- Subverted with enemy Wordkiller-1 -an alien, body-surfing symbiote-. In Red Daughter of Krypton, he transferred his soul into the body of Supergirl because she was crazy powerful and inmensely strong, and he thought she was only a stupid girl. By the time he realized she wasn't dumb at all and she had outsmarted him to force him out of her body and kill him, it was too late.
- In Supergirl Vol 2 #8, Medusa’s ghost wants to take over the titular heroine's body specifically because of her superhuman powers and not because of her brains.
- Master Blaster in Mad Max Beyond Thunderdrome was a genius midget on a dumb brute's back.
- "He has the mind of child!"
- In War of the Spider Queen, Gromph Baenre, the Dark Elf Archmage of Menzoberranzan, once took control of a troll B.D.B to detonate one of several magical traps protecting a Traitor Noble House.
- Turns out this is why Yeerks enslaved the Hork-Bajir in Animorphs.
- The Gedds were the only hosts the Yeerks had on their home planet. They were only half of the trope: "dumb" and easily controlled (compared to the Gedds, the Hork-Bajir were as hard to control as Frederick Douglass), but also physically weak by any normal standard. Even the Gedds are far less limited than an unhosted Yeerk (a slug with no eyes or hands, living out its life in a pool), though, so before the Yeerks had the better hosts from other worlds, they were very happy to use the Gedds as their Big Dumb Body.

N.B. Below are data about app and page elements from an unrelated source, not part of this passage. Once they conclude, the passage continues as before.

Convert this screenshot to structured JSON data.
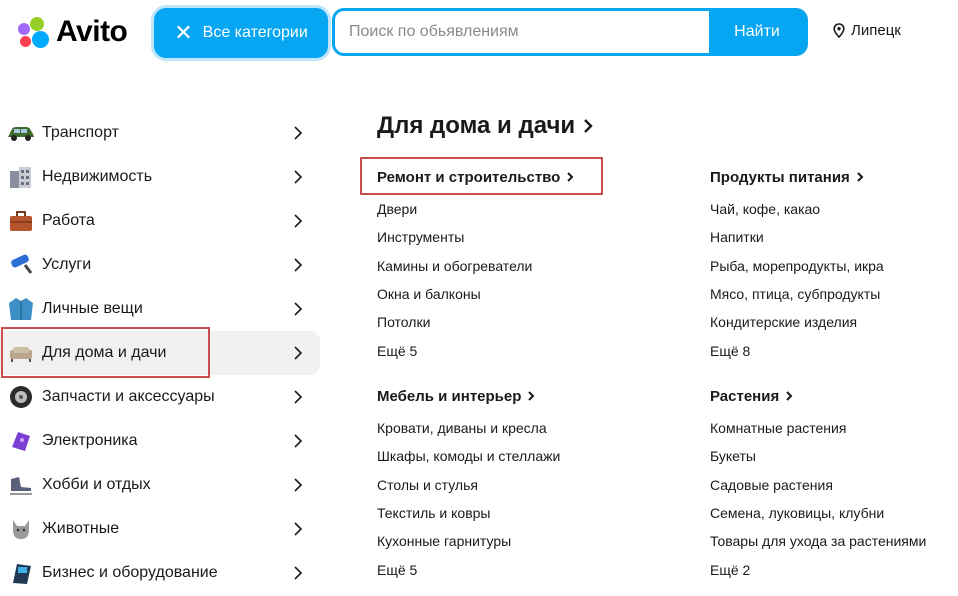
{
  "header": {
    "logo_text": "Avito",
    "logo_colors": [
      "#00aaff",
      "#ff4053",
      "#97cf26",
      "#a169f7"
    ],
    "categories_button": "Все категории",
    "search_placeholder": "Поиск по обьявлениям",
    "search_button": "Найти",
    "city": "Липецк",
    "accent": "#07a6f2"
  },
  "sidebar": {
    "items": [
      {
        "label": "Транспорт",
        "icon": "car-icon"
      },
      {
        "label": "Недвижимость",
        "icon": "building-icon"
      },
      {
        "label": "Работа",
        "icon": "briefcase-icon"
      },
      {
        "label": "Услуги",
        "icon": "roller-icon"
      },
      {
        "label": "Личные вещи",
        "icon": "jacket-icon"
      },
      {
        "label": "Для дома и дачи",
        "icon": "sofa-icon",
        "active": true
      },
      {
        "label": "Запчасти и аксессуары",
        "icon": "tire-icon"
      },
      {
        "label": "Электроника",
        "icon": "gamepad-icon"
      },
      {
        "label": "Хобби и отдых",
        "icon": "skates-icon"
      },
      {
        "label": "Животные",
        "icon": "cat-icon"
      },
      {
        "label": "Бизнес и оборудование",
        "icon": "terminal-icon"
      }
    ]
  },
  "main": {
    "title": "Для дома и дачи",
    "groups": [
      {
        "title": "Ремонт и строительство",
        "links": [
          "Двери",
          "Инструменты",
          "Камины и обогреватели",
          "Окна и балконы",
          "Потолки"
        ],
        "more": "Ещё 5"
      },
      {
        "title": "Продукты питания",
        "links": [
          "Чай, кофе, какао",
          "Напитки",
          "Рыба, морепродукты, икра",
          "Мясо, птица, субпродукты",
          "Кондитерские изделия"
        ],
        "more": "Ещё 8"
      },
      {
        "title": "Мебель и интерьер",
        "links": [
          "Кровати, диваны и кресла",
          "Шкафы, комоды и стеллажи",
          "Столы и стулья",
          "Текстиль и ковры",
          "Кухонные гарнитуры"
        ],
        "more": "Ещё 5"
      },
      {
        "title": "Растения",
        "links": [
          "Комнатные растения",
          "Букеты",
          "Садовые растения",
          "Семена, луковицы, клубни",
          "Товары для ухода за растениями"
        ],
        "more": "Ещё 2"
      }
    ]
  }
}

- In A Song of Ice and Fire, Bran uses Hodor as a Big Dumb Body.
- Dungeons & Dragons (3.5) had an arcane/psionic prestige class called Mind Bender, which allowed characters to eventually gain mind controlled thralls (usually B.D.Bs to balance out the weaknesses of said spellcaster).
- Vilitch the Curseling, from Warhammer has been magically attached to and overtaken the will of his hulking warrior twin Thomin, who acts as this for him.
- The premise of Crash: Mind Over Mutant.
- Used by Abe in the Oddworld series through the power of Possession.
- Messiah, revolving around possessing people, naturally features these.
- The somewhat obscure robotic third-person shooter Metal Arms: Glitch in the System has Mighty Glacier Giant Mook "Titan" enemies who are common targets for Glitch's Control Tether — they're considerably more sturdy than Glitch or most of the enemies faced in the game, and great for plowing through enemy squads, at least while they're free of Subsystem Damage.
- The alchemist in Dota 2 has one of these which he rides on.
- As of its Cataclysm expansion, the first example of this trope new players will encounter in World of Warcraft will usually be Helix Gearbreaker, a boss in the Deadmines. Helix is a goblin who fights atop a Lumbering Oaf. Once you kill the Oaf as part of the fight, he'll jump off and start riding on top of the players until defeated.